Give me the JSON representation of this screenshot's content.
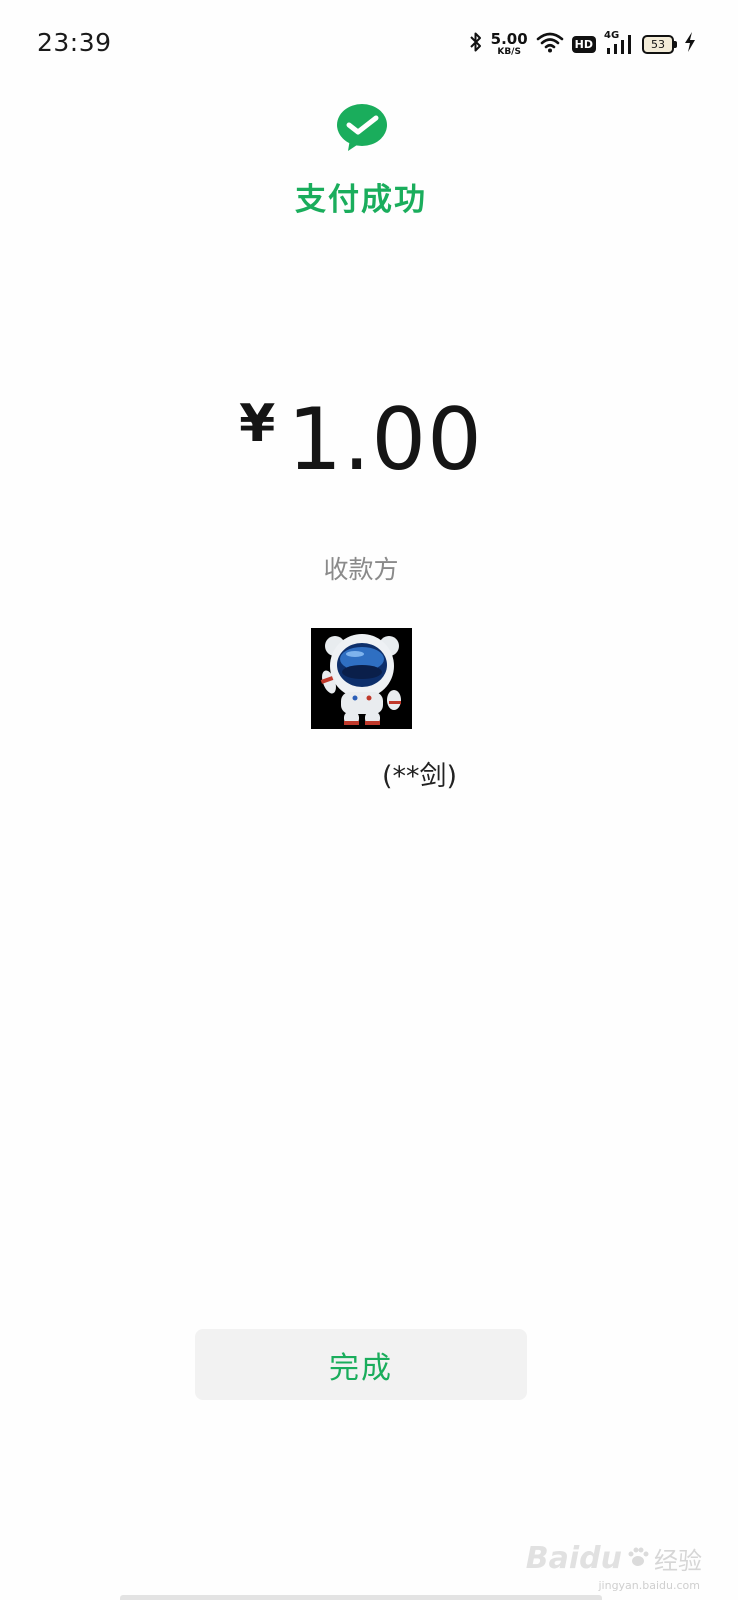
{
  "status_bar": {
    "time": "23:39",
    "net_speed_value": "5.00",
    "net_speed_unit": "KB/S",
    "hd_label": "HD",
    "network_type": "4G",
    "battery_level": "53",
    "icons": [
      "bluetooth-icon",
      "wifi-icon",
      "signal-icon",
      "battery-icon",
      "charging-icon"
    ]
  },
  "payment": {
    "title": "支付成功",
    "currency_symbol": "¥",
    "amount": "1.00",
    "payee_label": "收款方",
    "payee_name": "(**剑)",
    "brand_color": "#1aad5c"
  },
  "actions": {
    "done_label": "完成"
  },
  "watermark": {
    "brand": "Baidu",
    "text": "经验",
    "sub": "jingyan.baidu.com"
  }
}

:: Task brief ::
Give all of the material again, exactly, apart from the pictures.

:: Solution to the exercise ::
Give me the JSON representation of this screenshot's content.
{
  "status_bar": {
    "time": "23:39",
    "net_speed_value": "5.00",
    "net_speed_unit": "KB/S",
    "hd_label": "HD",
    "network_type": "4G",
    "battery_level": "53",
    "icons": [
      "bluetooth-icon",
      "wifi-icon",
      "signal-icon",
      "battery-icon",
      "charging-icon"
    ]
  },
  "payment": {
    "title": "支付成功",
    "currency_symbol": "¥",
    "amount": "1.00",
    "payee_label": "收款方",
    "payee_name": "(**剑)",
    "brand_color": "#1aad5c"
  },
  "actions": {
    "done_label": "完成"
  },
  "watermark": {
    "brand": "Baidu",
    "text": "经验",
    "sub": "jingyan.baidu.com"
  }
}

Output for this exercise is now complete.